Eventually, she ascertained that she wasn't going to be able to accomplish anything using the computer and decided to seek out additional help. She was holding the piece of paper on which we had written the item and model number and proclaimed that she was heading down to the merchandise pickup desk to see if they could help. She then went walking off (with our paper) to go downstairs to the desk. Meanwhile, my pregnant wife was in the restroom, so I was stuck waiting at the computer kiosk looking like I just got hit by a freight train of stupidity.
When Sarah returned, we went downstairs to find our helpless clerk with a gentleman from the merchandise pickup area. He was clearly not comfortable with the retail aspects of the operation, but to his credit he quickly determined that she was an idiot and volunteered to help us. He then confiscated the paper from her and took us back upstairs. She got the hint as we all ran away from her and went back to the Land's End desk.
After a few minutes with the merchandise pickup guy trying to use their computer system, he handed us off to an appliance salesperson who was competent and managed to perform the transaction for us. Gift cards taken, glider ready, we shopped for about ten more minutes and then headed back to merchandise pickup to get our glider.
So, after a 15 minute trip turned into an hour and a half, we watched a large man FINALLY wheel out our glider... and realized that it wouldn't fit in our car. He tried for a few minutes to squeeze it in at different angles, but to no avail. So, we used a lifeline, phoned a friend, and went to borrow his truck. As we pulled up to the friend's house, it started to rain. Sometimes it's nice when the weather matches your mood. Anyway, with the borrowed truck, the move was a cinch, and we were totally done with everything in about two and a half hours.
Merry, merry, merry, merry Christmas. Merry, merry, merry, merry Christmas.
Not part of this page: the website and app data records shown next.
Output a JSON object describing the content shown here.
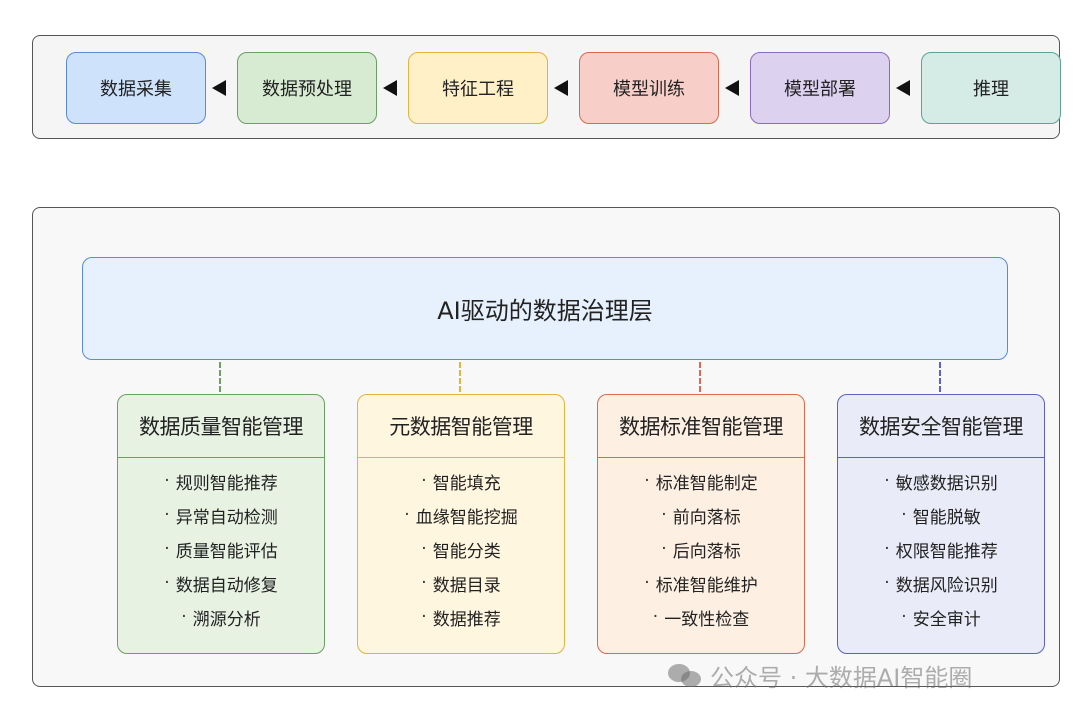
{
  "pipeline": {
    "stages": [
      {
        "label": "数据采集",
        "fill": "#cfe2fb",
        "stroke": "#5b8bd6"
      },
      {
        "label": "数据预处理",
        "fill": "#d7ebd3",
        "stroke": "#6aa063"
      },
      {
        "label": "特征工程",
        "fill": "#fff0c8",
        "stroke": "#e2b33e"
      },
      {
        "label": "模型训练",
        "fill": "#f8cfc8",
        "stroke": "#d9694f"
      },
      {
        "label": "模型部署",
        "fill": "#dcd1ee",
        "stroke": "#8a6bc2"
      },
      {
        "label": "推理",
        "fill": "#d5ebe6",
        "stroke": "#5ea295"
      }
    ]
  },
  "governance": {
    "header": {
      "title": "AI驱动的数据治理层"
    },
    "modules": [
      {
        "title": "数据质量智能管理",
        "fill": "#e7f2e3",
        "stroke": "#6aa063",
        "items": [
          "规则智能推荐",
          "异常自动检测",
          "质量智能评估",
          "数据自动修复",
          "溯源分析"
        ]
      },
      {
        "title": "元数据智能管理",
        "fill": "#fff6df",
        "stroke": "#e2b33e",
        "items": [
          "智能填充",
          "血缘智能挖掘",
          "智能分类",
          "数据目录",
          "数据推荐"
        ]
      },
      {
        "title": "数据标准智能管理",
        "fill": "#fdf0e3",
        "stroke": "#d9694f",
        "items": [
          "标准智能制定",
          "前向落标",
          "后向落标",
          "标准智能维护",
          "一致性检查"
        ]
      },
      {
        "title": "数据安全智能管理",
        "fill": "#e9ebf8",
        "stroke": "#5b62c4",
        "items": [
          "敏感数据识别",
          "智能脱敏",
          "权限智能推荐",
          "数据风险识别",
          "安全审计"
        ]
      }
    ]
  },
  "bullet": "·",
  "watermark": {
    "text": "公众号 · 大数据AI智能圈",
    "icon": "wechat-icon"
  }
}
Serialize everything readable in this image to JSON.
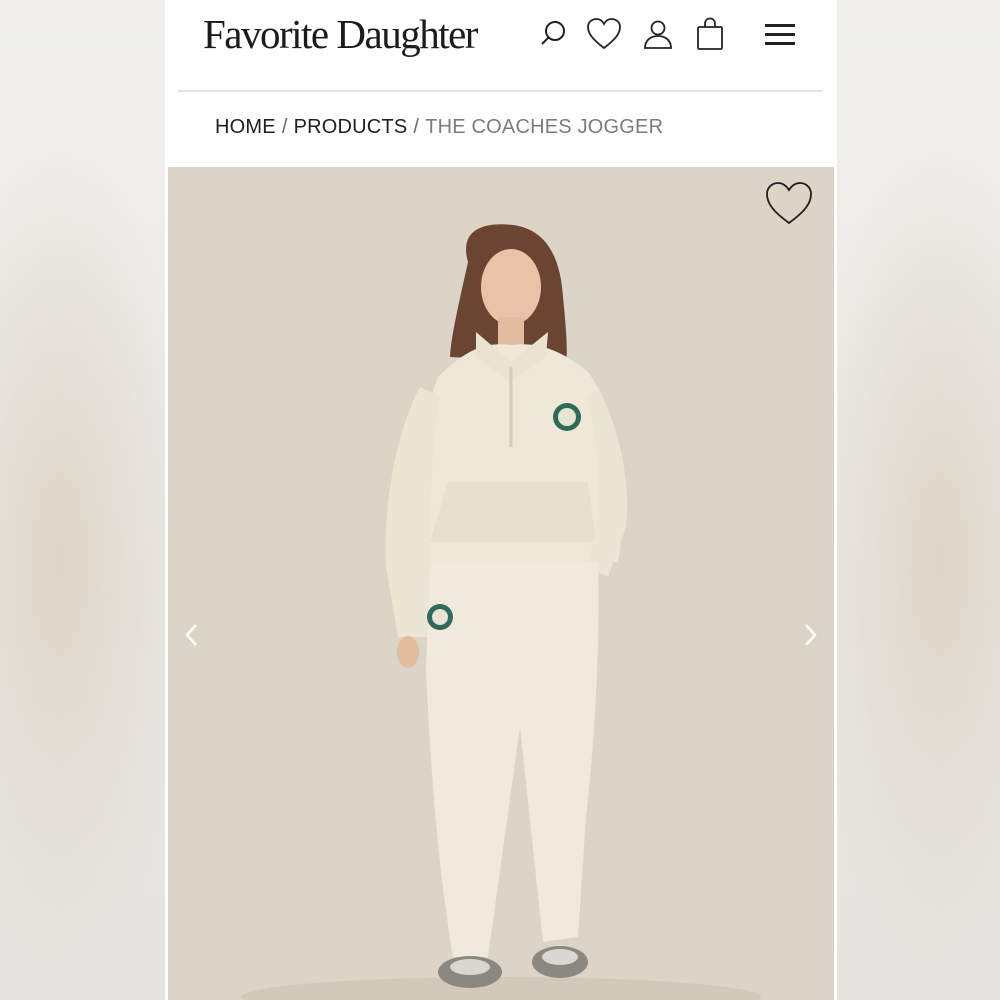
{
  "brand": {
    "logo_text": "Favorite Daughter"
  },
  "header": {
    "icons": [
      "search-icon",
      "heart-icon",
      "account-icon",
      "bag-icon",
      "menu-icon"
    ]
  },
  "breadcrumb": {
    "items": [
      {
        "label": "HOME"
      },
      {
        "label": "PRODUCTS"
      },
      {
        "label": "THE COACHES JOGGER"
      }
    ],
    "separator": "/"
  },
  "gallery": {
    "wishlist_icon": "heart-outline-icon",
    "prev_icon": "chevron-left-icon",
    "next_icon": "chevron-right-icon"
  },
  "colors": {
    "photo_background": "#ddd5c8",
    "garment_cream": "#efe9da",
    "crest_green": "#2f6b5a"
  }
}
Gift cards to spend, night never ends, it just goes on, she's a moron. MOR-ON. MOR-ON. MOR-ON.
Wednesday, December 17, 2008
Hark we're at Sears,